Records supplied —
::::::::::

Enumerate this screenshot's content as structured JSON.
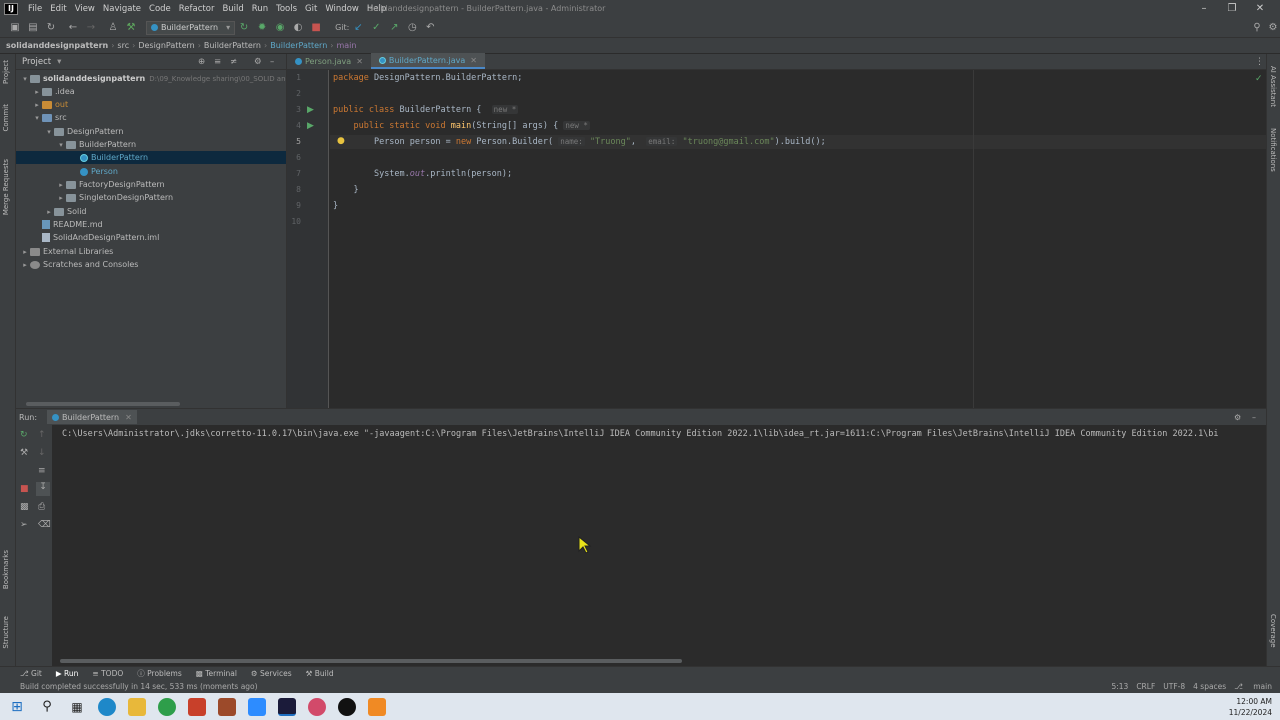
{
  "menubar": {
    "items": [
      "File",
      "Edit",
      "View",
      "Navigate",
      "Code",
      "Refactor",
      "Build",
      "Run",
      "Tools",
      "Git",
      "Window",
      "Help"
    ],
    "title": "solidanddesignpattern - BuilderPattern.java - Administrator"
  },
  "toolbar": {
    "run_config": "BuilderPattern",
    "git_label": "Git:"
  },
  "navbar": {
    "crumbs": [
      "solidanddesignpattern",
      "src",
      "DesignPattern",
      "BuilderPattern",
      "BuilderPattern",
      "main"
    ]
  },
  "project": {
    "header": "Project",
    "root_name": "solidanddesignpattern",
    "root_path": "D:\\09_Knowledge sharing\\00_SOLID and desi",
    "items": [
      ".idea",
      "out",
      "src",
      "DesignPattern",
      "BuilderPattern",
      "BuilderPattern",
      "Person",
      "FactoryDesignPattern",
      "SingletonDesignPattern",
      "Solid",
      "README.md",
      "SolidAndDesignPattern.iml",
      "External Libraries",
      "Scratches and Consoles"
    ]
  },
  "editor": {
    "tabs": [
      "Person.java",
      "BuilderPattern.java"
    ],
    "line_numbers": [
      "1",
      "2",
      "3",
      "4",
      "5",
      "6",
      "7",
      "8",
      "9",
      "10"
    ],
    "code": {
      "pkg_kw": "package",
      "pkg_name": " DesignPattern.BuilderPattern;",
      "class_kw": "public class",
      "class_name": " BuilderPattern {",
      "new_hint": "new *",
      "method_kw": "public static void",
      "method_name": "main",
      "method_params": "(String[] args) {",
      "l5_type": "Person",
      "l5_var": " person = ",
      "l5_new": "new",
      "l5_call": " Person.Builder(",
      "hint_name": "name:",
      "str_name": "\"Truong\"",
      "hint_email": "email:",
      "str_email": "\"truong@gmail.com\"",
      "l5_end": ").build();",
      "l7_start": "System.",
      "l7_out": "out",
      "l7_end": ".println(person);",
      "brace": "}"
    }
  },
  "run": {
    "label": "Run:",
    "tab": "BuilderPattern",
    "console_line": "C:\\Users\\Administrator\\.jdks\\corretto-11.0.17\\bin\\java.exe \"-javaagent:C:\\Program Files\\JetBrains\\IntelliJ IDEA Community Edition 2022.1\\lib\\idea_rt.jar=1611:C:\\Program Files\\JetBrains\\IntelliJ IDEA Community Edition 2022.1\\bi"
  },
  "bottom_tabs": [
    "Git",
    "Run",
    "TODO",
    "Problems",
    "Terminal",
    "Services",
    "Build"
  ],
  "sidebars": {
    "left": [
      "Project",
      "Commit",
      "Merge Requests",
      "Bookmarks",
      "Structure"
    ],
    "right": [
      "AI Assistant",
      "Notifications",
      "Coverage"
    ]
  },
  "status": {
    "message": "Build completed successfully in 14 sec, 533 ms (moments ago)",
    "position": "5:13",
    "line_sep": "CRLF",
    "encoding": "UTF-8",
    "indent": "4 spaces",
    "branch": "main"
  },
  "taskbar": {
    "time": "12:00 AM",
    "date": "11/22/2024"
  }
}
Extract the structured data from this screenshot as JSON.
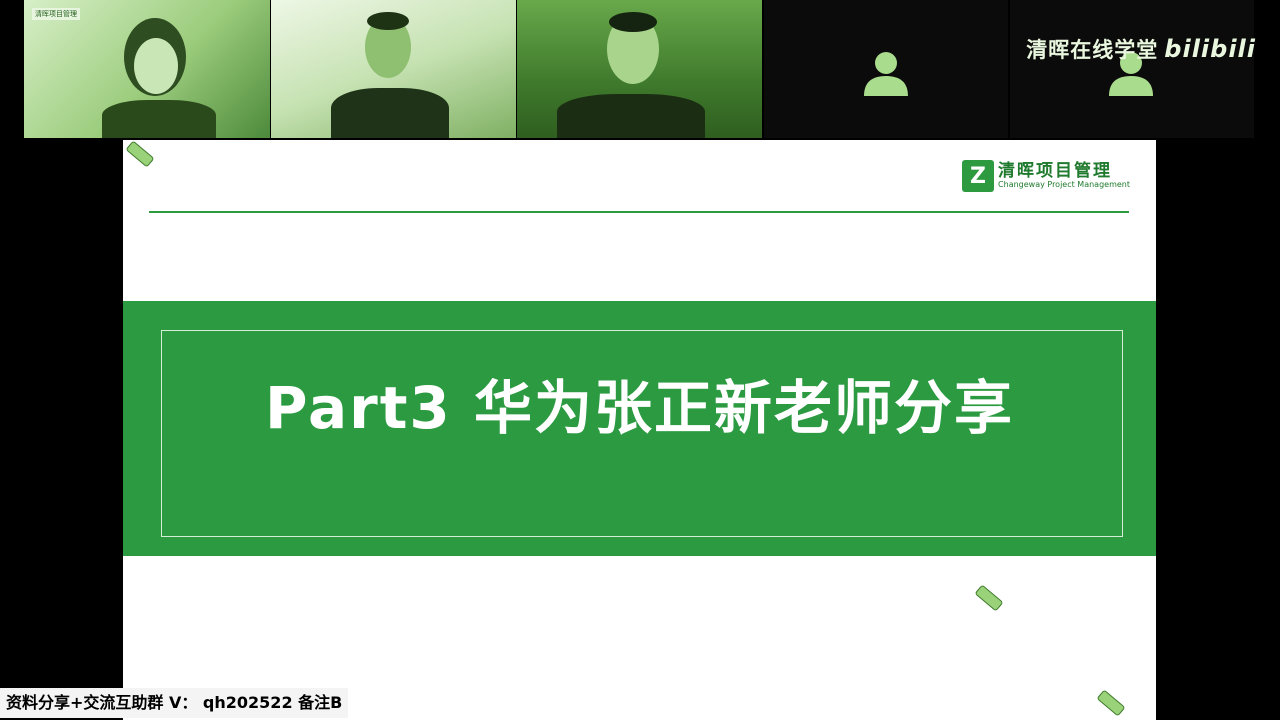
{
  "brand": {
    "text": "清晖在线学堂",
    "site": "bilibili"
  },
  "participants": [
    {
      "name": "speaker-1",
      "tile_logo": "清晖项目管理"
    },
    {
      "name": "speaker-2"
    },
    {
      "name": "speaker-3"
    },
    {
      "name": "empty-1",
      "avatar_icon": "person-icon"
    },
    {
      "name": "empty-2",
      "avatar_icon": "person-icon"
    }
  ],
  "slide": {
    "logo_cn": "清晖项目管理",
    "logo_en": "Changeway Project Management",
    "logo_mark": "Z",
    "title": "Part3 华为张正新老师分享"
  },
  "footer": {
    "text": "资料分享+交流互助群 V： qh202522 备注B"
  },
  "colors": {
    "accent": "#2b9a41",
    "tile_green": "#3f7a2c"
  }
}
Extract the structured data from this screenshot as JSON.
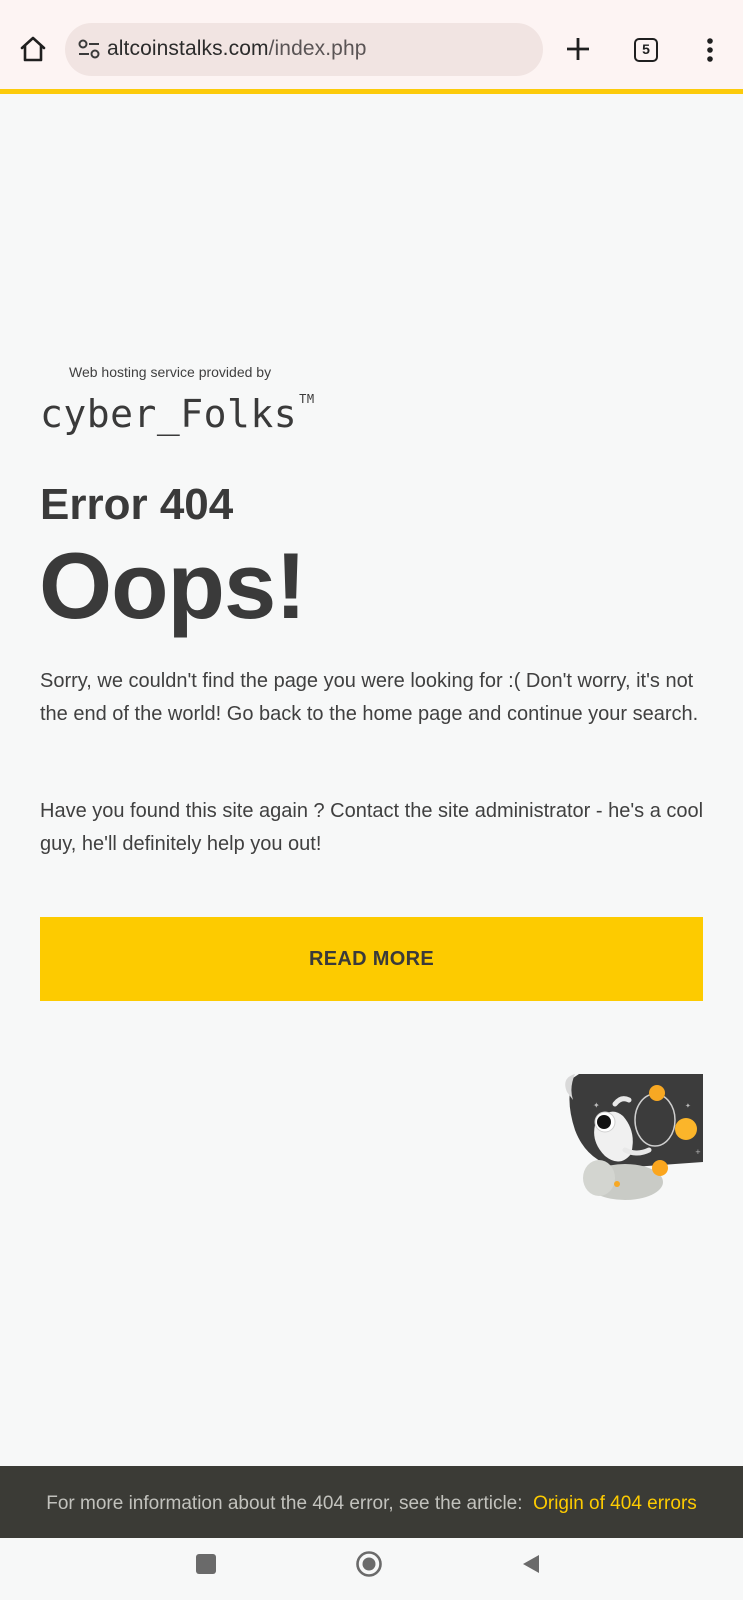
{
  "browser": {
    "url_domain": "altcoinstalks.com",
    "url_path": "/index.php",
    "tab_count": "5",
    "accent_color": "#fccb0b"
  },
  "page": {
    "hosting_label": "Web hosting service provided by",
    "brand_name": "cyber_Folks",
    "brand_tm": "TM",
    "error_code": "Error 404",
    "headline": "Oops!",
    "paragraph_1": "Sorry, we couldn't find the page you were looking for :( Don't worry, it's not the end of the world! Go back to the home page and continue your search.",
    "paragraph_2": "Have you found this site again ? Contact the site administrator - he's a cool guy, he'll definitely help you out!",
    "button_label": "READ MORE",
    "button_color": "#fdcb00",
    "illustration": "astronaut-in-space-illustration"
  },
  "footer": {
    "text": "For more information about the 404 error, see the article:",
    "link_text": "Origin of 404 errors",
    "background": "#3b3b36"
  },
  "system_nav": {
    "icons": [
      "recent-apps-icon",
      "home-circle-icon",
      "back-triangle-icon"
    ]
  }
}
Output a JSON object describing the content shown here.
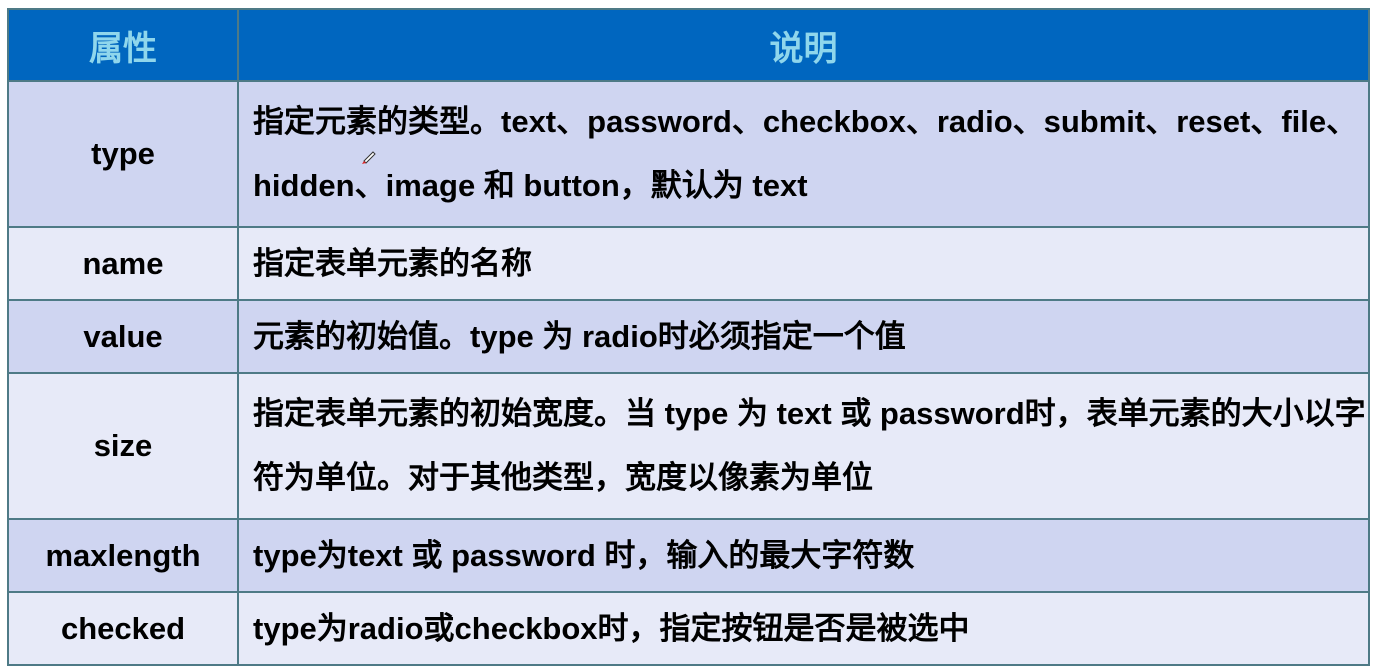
{
  "header": {
    "col_attr": "属性",
    "col_desc": "说明"
  },
  "colors": {
    "header_bg": "#0066bf",
    "header_text": "#8fd6ec",
    "row_dark": "#cfd5f1",
    "row_light": "#e7eaf8",
    "border": "#4e7a86"
  },
  "rows": [
    {
      "attr": "type",
      "desc": "指定元素的类型。text、password、checkbox、radio、submit、reset、file、hidden、image 和 button，默认为 text"
    },
    {
      "attr": "name",
      "desc": "指定表单元素的名称"
    },
    {
      "attr": "value",
      "desc": "元素的初始值。type 为 radio时必须指定一个值"
    },
    {
      "attr": "size",
      "desc": "指定表单元素的初始宽度。当 type 为 text 或 password时，表单元素的大小以字符为单位。对于其他类型，宽度以像素为单位"
    },
    {
      "attr": "maxlength",
      "desc": "type为text 或 password 时，输入的最大字符数"
    },
    {
      "attr": "checked",
      "desc": "type为radio或checkbox时，指定按钮是否是被选中"
    }
  ]
}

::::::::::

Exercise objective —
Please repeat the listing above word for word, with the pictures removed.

Answer box —
Enumerate this screenshot's content as structured JSON.
{
  "menubar": {
    "items": [
      "File",
      "Edit",
      "View",
      "Navigate",
      "Code",
      "Refactor",
      "Build",
      "Run",
      "Tools",
      "Git",
      "Window",
      "Help"
    ],
    "title": "solidanddesignpattern - BuilderPattern.java - Administrator"
  },
  "toolbar": {
    "run_config": "BuilderPattern",
    "git_label": "Git:"
  },
  "navbar": {
    "crumbs": [
      "solidanddesignpattern",
      "src",
      "DesignPattern",
      "BuilderPattern",
      "BuilderPattern",
      "main"
    ]
  },
  "project": {
    "header": "Project",
    "root_name": "solidanddesignpattern",
    "root_path": "D:\\09_Knowledge sharing\\00_SOLID and desi",
    "items": [
      ".idea",
      "out",
      "src",
      "DesignPattern",
      "BuilderPattern",
      "BuilderPattern",
      "Person",
      "FactoryDesignPattern",
      "SingletonDesignPattern",
      "Solid",
      "README.md",
      "SolidAndDesignPattern.iml",
      "External Libraries",
      "Scratches and Consoles"
    ]
  },
  "editor": {
    "tabs": [
      "Person.java",
      "BuilderPattern.java"
    ],
    "line_numbers": [
      "1",
      "2",
      "3",
      "4",
      "5",
      "6",
      "7",
      "8",
      "9",
      "10"
    ],
    "code": {
      "pkg_kw": "package",
      "pkg_name": " DesignPattern.BuilderPattern;",
      "class_kw": "public class",
      "class_name": " BuilderPattern {",
      "new_hint": "new *",
      "method_kw": "public static void",
      "method_name": "main",
      "method_params": "(String[] args) {",
      "l5_type": "Person",
      "l5_var": " person = ",
      "l5_new": "new",
      "l5_call": " Person.Builder(",
      "hint_name": "name:",
      "str_name": "\"Truong\"",
      "hint_email": "email:",
      "str_email": "\"truong@gmail.com\"",
      "l5_end": ").build();",
      "l7_start": "System.",
      "l7_out": "out",
      "l7_end": ".println(person);",
      "brace": "}"
    }
  },
  "run": {
    "label": "Run:",
    "tab": "BuilderPattern",
    "console_line": "C:\\Users\\Administrator\\.jdks\\corretto-11.0.17\\bin\\java.exe \"-javaagent:C:\\Program Files\\JetBrains\\IntelliJ IDEA Community Edition 2022.1\\lib\\idea_rt.jar=1611:C:\\Program Files\\JetBrains\\IntelliJ IDEA Community Edition 2022.1\\bi"
  },
  "bottom_tabs": [
    "Git",
    "Run",
    "TODO",
    "Problems",
    "Terminal",
    "Services",
    "Build"
  ],
  "sidebars": {
    "left": [
      "Project",
      "Commit",
      "Merge Requests",
      "Bookmarks",
      "Structure"
    ],
    "right": [
      "AI Assistant",
      "Notifications",
      "Coverage"
    ]
  },
  "status": {
    "message": "Build completed successfully in 14 sec, 533 ms (moments ago)",
    "position": "5:13",
    "line_sep": "CRLF",
    "encoding": "UTF-8",
    "indent": "4 spaces",
    "branch": "main"
  },
  "taskbar": {
    "time": "12:00 AM",
    "date": "11/22/2024"
  }
}
Extract the structured data from this screenshot as JSON.
{
  "brand": {
    "text": "清晖在线学堂",
    "site": "bilibili"
  },
  "participants": [
    {
      "name": "speaker-1",
      "tile_logo": "清晖项目管理"
    },
    {
      "name": "speaker-2"
    },
    {
      "name": "speaker-3"
    },
    {
      "name": "empty-1",
      "avatar_icon": "person-icon"
    },
    {
      "name": "empty-2",
      "avatar_icon": "person-icon"
    }
  ],
  "slide": {
    "logo_cn": "清晖项目管理",
    "logo_en": "Changeway Project Management",
    "logo_mark": "Z",
    "title": "Part3 华为张正新老师分享"
  },
  "footer": {
    "text": "资料分享+交流互助群 V： qh202522 备注B"
  },
  "colors": {
    "accent": "#2b9a41",
    "tile_green": "#3f7a2c"
  }
}
Extract the structured data from this screenshot as JSON.
{
  "browser": {
    "url_domain": "altcoinstalks.com",
    "url_path": "/index.php",
    "tab_count": "5",
    "accent_color": "#fccb0b"
  },
  "page": {
    "hosting_label": "Web hosting service provided by",
    "brand_name": "cyber_Folks",
    "brand_tm": "TM",
    "error_code": "Error 404",
    "headline": "Oops!",
    "paragraph_1": "Sorry, we couldn't find the page you were looking for :( Don't worry, it's not the end of the world! Go back to the home page and continue your search.",
    "paragraph_2": "Have you found this site again ? Contact the site administrator - he's a cool guy, he'll definitely help you out!",
    "button_label": "READ MORE",
    "button_color": "#fdcb00",
    "illustration": "astronaut-in-space-illustration"
  },
  "footer": {
    "text": "For more information about the 404 error, see the article:",
    "link_text": "Origin of 404 errors",
    "background": "#3b3b36"
  },
  "system_nav": {
    "icons": [
      "recent-apps-icon",
      "home-circle-icon",
      "back-triangle-icon"
    ]
  }
}
Output a JSON object describing the content shown here.
{
  "header": {
    "col_attr": "属性",
    "col_desc": "说明"
  },
  "colors": {
    "header_bg": "#0066bf",
    "header_text": "#8fd6ec",
    "row_dark": "#cfd5f1",
    "row_light": "#e7eaf8",
    "border": "#4e7a86"
  },
  "rows": [
    {
      "attr": "type",
      "desc": "指定元素的类型。text、password、checkbox、radio、submit、reset、file、hidden、image 和 button，默认为 text"
    },
    {
      "attr": "name",
      "desc": "指定表单元素的名称"
    },
    {
      "attr": "value",
      "desc": "元素的初始值。type 为 radio时必须指定一个值"
    },
    {
      "attr": "size",
      "desc": "指定表单元素的初始宽度。当 type 为 text 或 password时，表单元素的大小以字符为单位。对于其他类型，宽度以像素为单位"
    },
    {
      "attr": "maxlength",
      "desc": "type为text 或 password 时，输入的最大字符数"
    },
    {
      "attr": "checked",
      "desc": "type为radio或checkbox时，指定按钮是否是被选中"
    }
  ]
}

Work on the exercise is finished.